Wednesday, May 18, 2011

Young Learners: The Teachers' Challenge

Some of our ITTO graduates chose to teach young learners. If they have never taught younger students before, they find out rather rapidly that the techniques used in class for class management are totally different than when teaching adults. Depending on the age and size of the group, it can be a real challenge.

Here are some tips for handling a young learners' class. First of all, establish the rules for the class. Make sure that students understand the rules. Then, as the teacher, make sure the rules are enforced. Most importantly, be fair with the rules. Everyone should be treated the same. Make sure the students understand the boundaries.

Secondly, children like routines. They like established patters of activity. What seems like rebundant repetition for adults is simply familiar procedure for a child. Remember, when you first started kindergarten, you did not understand the concept of getting in line to do something. Once you did it everyday, such as get in line to go to lunch, then it became familiar and comfortable. The same is true for teaching English to young learners.

Third, and very important, make sure the students understand their responsibilities; for example, listening when another student speaks or helping give out materials. This is teaching the student responsibility, awareness, and actually learning to listen in English. Be explicit and clear in what you expect from the students as you establish the routines for class.

While you are doing all this, there are other aspects to remember. Treat the students as individuals. They need to know that you care, not just be a group of kids you need to control for an hour or so.

Make then feel valuable. Listen. Respond. Put some of their work on the walls to enhance their self-esteem. It works miracles.

Use praise. Try to catch them being good and say so. At the same time, keep your expectations high. Don't let them slack off with various excuses.

Use co-operative activities. These create win-win situations where the students come away feeling good about themselves. Always be fair.

Other points to keep in mind are social factors, emotional and cognitive development, and, most importantly, your attitude toward the children. Children have a sixth sense when it comes to relating to authority figures. They will know if you really care and act accordingly. Moreover, when they are studying English, try to link the vocabulary and grammar point they learn in class to reality, such as their family, home, or school. This helps the students internalize what they learn in class and apply it to their world.

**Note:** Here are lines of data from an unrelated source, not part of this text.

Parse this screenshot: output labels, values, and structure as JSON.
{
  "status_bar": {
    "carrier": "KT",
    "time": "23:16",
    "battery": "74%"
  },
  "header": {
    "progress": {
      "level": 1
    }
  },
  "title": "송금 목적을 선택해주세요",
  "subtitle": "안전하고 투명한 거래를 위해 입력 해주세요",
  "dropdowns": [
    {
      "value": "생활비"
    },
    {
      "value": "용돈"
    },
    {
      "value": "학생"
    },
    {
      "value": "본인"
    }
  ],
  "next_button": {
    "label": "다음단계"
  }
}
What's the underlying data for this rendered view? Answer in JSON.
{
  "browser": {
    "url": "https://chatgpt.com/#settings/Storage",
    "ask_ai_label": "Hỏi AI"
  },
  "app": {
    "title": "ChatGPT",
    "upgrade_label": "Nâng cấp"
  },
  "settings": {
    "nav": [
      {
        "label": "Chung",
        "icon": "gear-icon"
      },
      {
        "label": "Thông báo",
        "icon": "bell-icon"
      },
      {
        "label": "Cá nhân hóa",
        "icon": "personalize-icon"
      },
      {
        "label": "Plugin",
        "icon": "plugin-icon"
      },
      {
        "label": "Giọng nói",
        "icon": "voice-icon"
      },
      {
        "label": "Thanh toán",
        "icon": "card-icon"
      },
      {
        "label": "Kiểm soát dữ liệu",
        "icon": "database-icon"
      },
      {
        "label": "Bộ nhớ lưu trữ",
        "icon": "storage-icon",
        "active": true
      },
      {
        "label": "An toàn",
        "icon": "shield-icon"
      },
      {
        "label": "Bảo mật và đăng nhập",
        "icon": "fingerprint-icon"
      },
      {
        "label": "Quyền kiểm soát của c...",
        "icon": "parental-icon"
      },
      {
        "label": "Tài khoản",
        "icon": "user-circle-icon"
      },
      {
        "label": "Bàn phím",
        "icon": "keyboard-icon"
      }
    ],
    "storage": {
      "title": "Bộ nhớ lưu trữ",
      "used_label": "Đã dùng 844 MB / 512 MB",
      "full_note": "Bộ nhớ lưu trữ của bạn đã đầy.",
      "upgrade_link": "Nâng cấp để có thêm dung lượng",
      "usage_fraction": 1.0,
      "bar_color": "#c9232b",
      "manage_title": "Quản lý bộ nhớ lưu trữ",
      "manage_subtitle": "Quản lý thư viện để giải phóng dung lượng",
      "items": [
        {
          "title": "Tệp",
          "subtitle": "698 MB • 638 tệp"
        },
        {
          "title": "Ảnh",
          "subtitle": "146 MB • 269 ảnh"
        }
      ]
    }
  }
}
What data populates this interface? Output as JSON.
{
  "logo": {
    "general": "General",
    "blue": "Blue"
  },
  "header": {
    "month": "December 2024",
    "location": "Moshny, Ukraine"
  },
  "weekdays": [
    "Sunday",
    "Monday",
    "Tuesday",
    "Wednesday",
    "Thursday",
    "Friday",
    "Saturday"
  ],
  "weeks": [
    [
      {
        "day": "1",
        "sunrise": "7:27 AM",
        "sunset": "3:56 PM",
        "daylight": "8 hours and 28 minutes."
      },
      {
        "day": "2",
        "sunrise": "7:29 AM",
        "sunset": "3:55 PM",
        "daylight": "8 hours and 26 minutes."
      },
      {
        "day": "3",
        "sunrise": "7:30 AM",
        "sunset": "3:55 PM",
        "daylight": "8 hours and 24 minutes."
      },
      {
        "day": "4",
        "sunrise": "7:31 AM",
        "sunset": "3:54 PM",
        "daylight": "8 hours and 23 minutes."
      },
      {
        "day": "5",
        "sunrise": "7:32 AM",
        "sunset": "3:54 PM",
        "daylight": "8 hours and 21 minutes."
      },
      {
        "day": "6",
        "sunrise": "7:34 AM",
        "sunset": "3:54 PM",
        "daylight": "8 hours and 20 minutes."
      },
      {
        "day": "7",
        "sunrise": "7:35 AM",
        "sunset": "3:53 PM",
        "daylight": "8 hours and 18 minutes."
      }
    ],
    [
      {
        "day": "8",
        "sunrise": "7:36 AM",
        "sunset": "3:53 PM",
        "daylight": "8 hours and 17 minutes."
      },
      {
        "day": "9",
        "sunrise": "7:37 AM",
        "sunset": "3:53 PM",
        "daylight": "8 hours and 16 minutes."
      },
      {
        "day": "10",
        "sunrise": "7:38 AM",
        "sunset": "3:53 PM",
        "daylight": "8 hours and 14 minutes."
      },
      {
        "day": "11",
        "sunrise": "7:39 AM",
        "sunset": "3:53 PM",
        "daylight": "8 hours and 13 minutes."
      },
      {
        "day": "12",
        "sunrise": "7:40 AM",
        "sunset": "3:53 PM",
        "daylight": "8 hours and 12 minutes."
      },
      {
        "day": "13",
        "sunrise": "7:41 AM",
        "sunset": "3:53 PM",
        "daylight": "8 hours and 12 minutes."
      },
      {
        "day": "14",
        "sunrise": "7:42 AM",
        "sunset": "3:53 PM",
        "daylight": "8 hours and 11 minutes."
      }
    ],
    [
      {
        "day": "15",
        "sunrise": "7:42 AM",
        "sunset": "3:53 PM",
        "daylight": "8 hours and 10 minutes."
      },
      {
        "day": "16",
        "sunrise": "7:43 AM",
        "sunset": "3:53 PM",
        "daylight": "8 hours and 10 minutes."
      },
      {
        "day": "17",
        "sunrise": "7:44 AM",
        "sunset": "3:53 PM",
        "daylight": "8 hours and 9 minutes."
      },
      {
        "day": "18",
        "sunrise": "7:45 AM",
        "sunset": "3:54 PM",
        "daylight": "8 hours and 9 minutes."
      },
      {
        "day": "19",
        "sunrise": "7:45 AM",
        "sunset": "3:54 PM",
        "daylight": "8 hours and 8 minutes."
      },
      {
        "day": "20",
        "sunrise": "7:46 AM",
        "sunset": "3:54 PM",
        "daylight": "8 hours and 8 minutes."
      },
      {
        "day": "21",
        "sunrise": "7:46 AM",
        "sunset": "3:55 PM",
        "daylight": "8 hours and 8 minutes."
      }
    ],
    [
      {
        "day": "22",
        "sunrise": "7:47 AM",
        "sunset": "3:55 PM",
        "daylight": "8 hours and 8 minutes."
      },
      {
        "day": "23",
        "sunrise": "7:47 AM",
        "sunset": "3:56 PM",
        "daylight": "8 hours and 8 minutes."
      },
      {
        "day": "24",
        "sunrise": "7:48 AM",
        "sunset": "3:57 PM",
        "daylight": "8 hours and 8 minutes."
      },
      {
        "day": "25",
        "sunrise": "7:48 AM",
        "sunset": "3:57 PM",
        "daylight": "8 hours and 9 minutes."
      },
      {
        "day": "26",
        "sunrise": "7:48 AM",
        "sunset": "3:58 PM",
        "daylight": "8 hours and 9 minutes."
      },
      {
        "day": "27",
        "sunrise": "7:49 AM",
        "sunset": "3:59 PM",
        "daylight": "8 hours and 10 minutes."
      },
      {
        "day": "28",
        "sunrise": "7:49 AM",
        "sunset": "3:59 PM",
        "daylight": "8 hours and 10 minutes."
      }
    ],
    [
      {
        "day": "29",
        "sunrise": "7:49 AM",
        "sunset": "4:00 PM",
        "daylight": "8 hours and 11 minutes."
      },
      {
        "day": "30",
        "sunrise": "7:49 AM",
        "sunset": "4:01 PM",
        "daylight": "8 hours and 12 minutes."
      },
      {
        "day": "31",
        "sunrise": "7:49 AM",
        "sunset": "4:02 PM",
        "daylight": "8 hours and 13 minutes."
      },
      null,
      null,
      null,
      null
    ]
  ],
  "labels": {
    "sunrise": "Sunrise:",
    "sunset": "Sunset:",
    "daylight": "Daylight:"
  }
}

Realizing these tips on handling young learners and implementing them in the classroom should make both the students' lives and yours much more pleasurable. Plus, you can concentrate on teaching, not just trying to discipline class.